↓

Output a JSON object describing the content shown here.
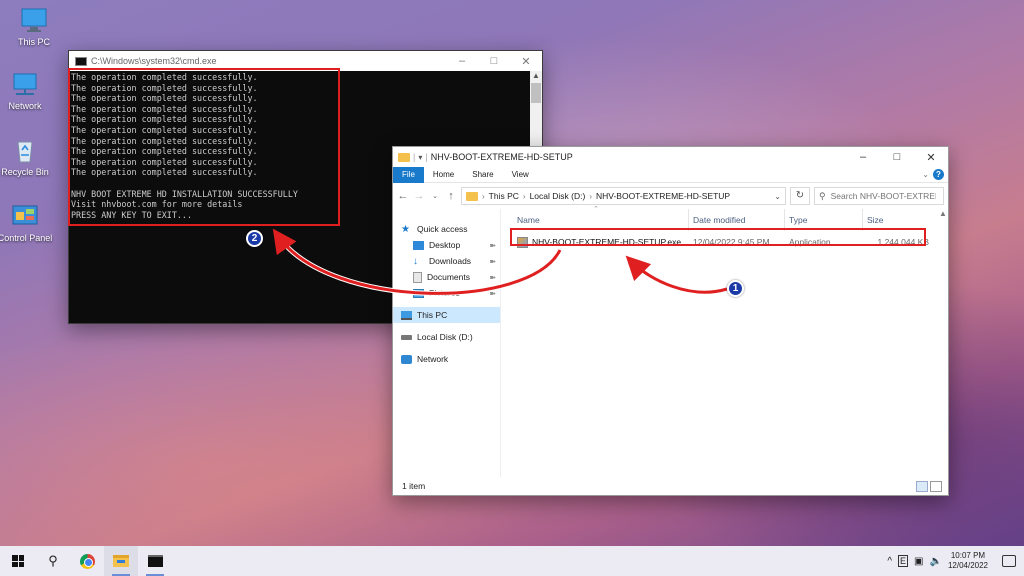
{
  "desktop": {
    "icons": [
      {
        "label": "This PC",
        "icon": "this-pc-icon"
      },
      {
        "label": "Network",
        "icon": "network-icon"
      },
      {
        "label": "Recycle Bin",
        "icon": "recycle-bin-icon"
      },
      {
        "label": "Control Panel",
        "icon": "control-panel-icon"
      }
    ]
  },
  "cmd": {
    "title": "C:\\Windows\\system32\\cmd.exe",
    "lines": [
      "The operation completed successfully.",
      "The operation completed successfully.",
      "The operation completed successfully.",
      "The operation completed successfully.",
      "The operation completed successfully.",
      "The operation completed successfully.",
      "The operation completed successfully.",
      "The operation completed successfully.",
      "The operation completed successfully.",
      "The operation completed successfully.",
      "",
      "NHV BOOT EXTREME HD INSTALLATION SUCCESSFULLY",
      "Visit nhvboot.com for more details",
      "PRESS ANY KEY TO EXIT..."
    ]
  },
  "explorer": {
    "title": "NHV-BOOT-EXTREME-HD-SETUP",
    "ribbon": {
      "file": "File",
      "home": "Home",
      "share": "Share",
      "view": "View"
    },
    "address": {
      "this_pc": "This PC",
      "disk": "Local Disk (D:)",
      "folder": "NHV-BOOT-EXTREME-HD-SETUP"
    },
    "search_placeholder": "Search NHV-BOOT-EXTREME...",
    "nav": {
      "quick_access": "Quick access",
      "desktop": "Desktop",
      "downloads": "Downloads",
      "documents": "Documents",
      "pictures": "Pictures",
      "this_pc": "This PC",
      "local_disk": "Local Disk (D:)",
      "network": "Network"
    },
    "columns": {
      "name": "Name",
      "date": "Date modified",
      "type": "Type",
      "size": "Size"
    },
    "files": [
      {
        "name": "NHV-BOOT-EXTREME-HD-SETUP.exe",
        "date": "12/04/2022 9:45 PM",
        "type": "Application",
        "size": "1,244,044 KB"
      }
    ],
    "status": "1 item"
  },
  "annotations": {
    "badge1": "1",
    "badge2": "2",
    "highlight_color": "#e02020",
    "badge_color": "#1a3aa8"
  },
  "taskbar": {
    "time": "10:07 PM",
    "date": "12/04/2022",
    "tray_chevron": "^",
    "ime": "E"
  }
}
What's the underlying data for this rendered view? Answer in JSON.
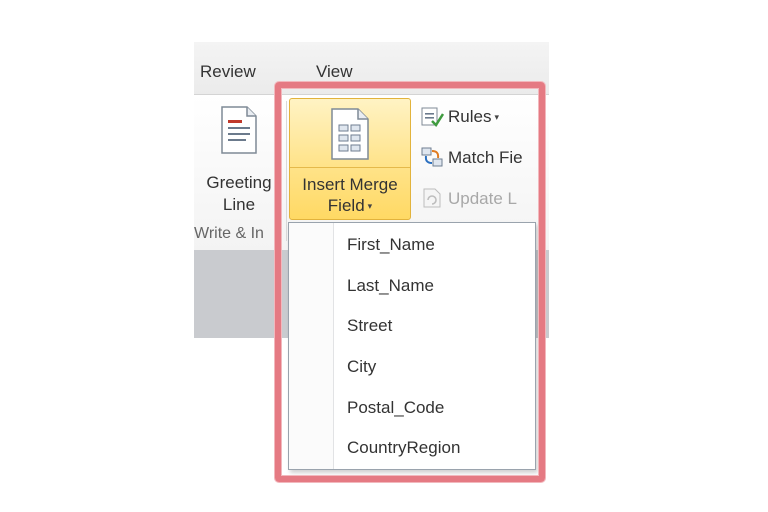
{
  "tabs": [
    {
      "label": "Review"
    },
    {
      "label": "View"
    }
  ],
  "greeting": {
    "label_line1": "Greeting",
    "label_line2": "Line",
    "group_label": "Write & In"
  },
  "insert_merge_field": {
    "label_line1": "Insert Merge",
    "label_line2": "Field",
    "caret": "▾"
  },
  "commands": [
    {
      "label": "Rules",
      "caret": "▾",
      "icon": "rules-icon"
    },
    {
      "label": "Match Fie",
      "icon": "match-fields-icon"
    },
    {
      "label": "Update L",
      "icon": "update-labels-icon",
      "disabled": true
    }
  ],
  "menu": {
    "items": [
      {
        "label": "First_Name"
      },
      {
        "label": "Last_Name"
      },
      {
        "label": "Street"
      },
      {
        "label": "City"
      },
      {
        "label": "Postal_Code"
      },
      {
        "label": "CountryRegion"
      }
    ]
  },
  "colors": {
    "highlight": "#e57a83",
    "button_active": "#ffe38a"
  }
}
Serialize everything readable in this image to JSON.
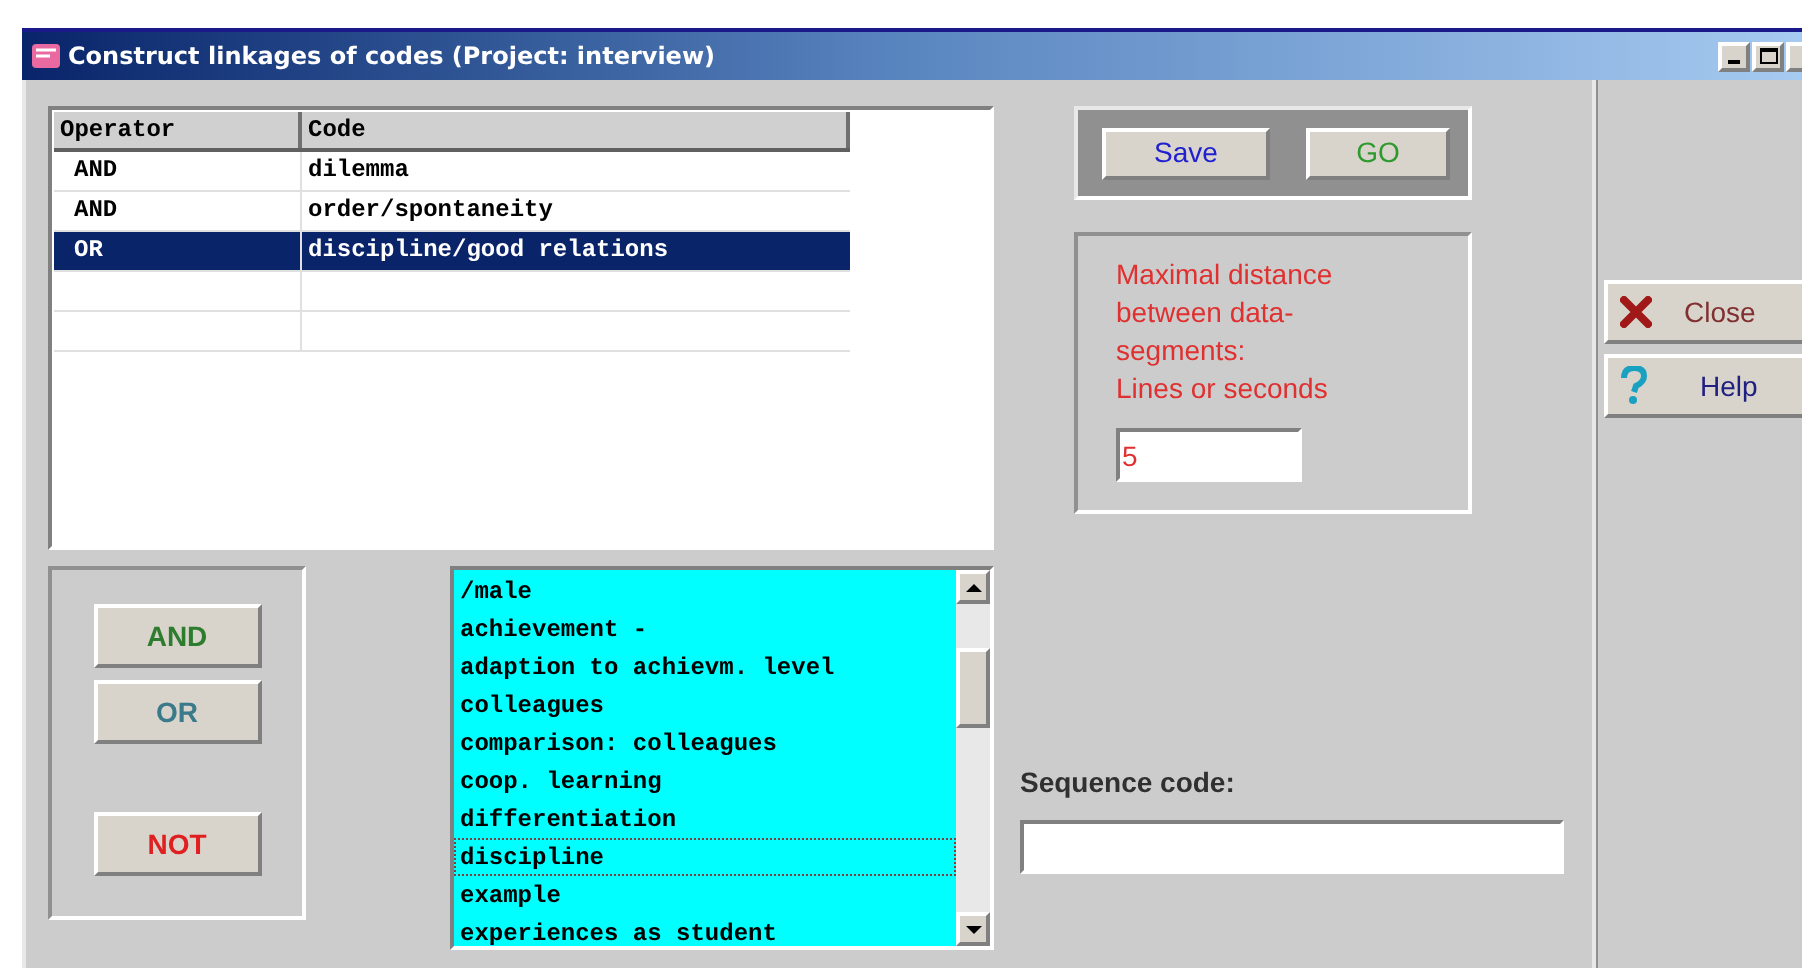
{
  "window": {
    "title": "Construct linkages of codes (Project: interview)"
  },
  "table": {
    "columns": [
      "Operator",
      "Code"
    ],
    "rows": [
      {
        "operator": "AND",
        "code": "dilemma",
        "selected": false
      },
      {
        "operator": "AND",
        "code": "order/spontaneity",
        "selected": false
      },
      {
        "operator": "OR",
        "code": "discipline/good relations",
        "selected": true
      },
      {
        "selected": false
      },
      {
        "selected": false
      }
    ]
  },
  "operator_buttons": [
    {
      "label": "AND",
      "color": "#2e7d2e"
    },
    {
      "label": "OR",
      "color": "#3a7a8a"
    },
    {
      "label": "NOT",
      "color": "#e02020"
    }
  ],
  "code_list": [
    {
      "label": "/male",
      "focused": false
    },
    {
      "label": "achievement -",
      "focused": false
    },
    {
      "label": "adaption to achievm. level",
      "focused": false
    },
    {
      "label": "colleagues",
      "focused": false
    },
    {
      "label": "comparison: colleagues",
      "focused": false
    },
    {
      "label": "coop. learning",
      "focused": false
    },
    {
      "label": "differentiation",
      "focused": false
    },
    {
      "label": "discipline",
      "focused": true
    },
    {
      "label": "example",
      "focused": false
    },
    {
      "label": "experiences as student",
      "focused": false
    }
  ],
  "action_buttons": [
    {
      "label": "Save",
      "color": "#2020d0"
    },
    {
      "label": "GO",
      "color": "#2e9a2e"
    }
  ],
  "distance": {
    "label_lines": [
      "Maximal distance",
      "between data-",
      "segments:",
      "Lines or seconds"
    ],
    "value": "5"
  },
  "sequence": {
    "label": "Sequence code:"
  },
  "side_buttons": [
    {
      "kind": "close",
      "label": "Close"
    },
    {
      "kind": "help",
      "label": "Help"
    }
  ]
}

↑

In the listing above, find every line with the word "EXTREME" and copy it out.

Answer area
      "NHV BOOT EXTREME HD INSTALLATION SUCCESSFULLY",
    "title": "NHV-BOOT-EXTREME-HD-SETUP",
      "folder": "NHV-BOOT-EXTREME-HD-SETUP"
    "search_placeholder": "Search NHV-BOOT-EXTREME...",
        "name": "NHV-BOOT-EXTREME-HD-SETUP.exe",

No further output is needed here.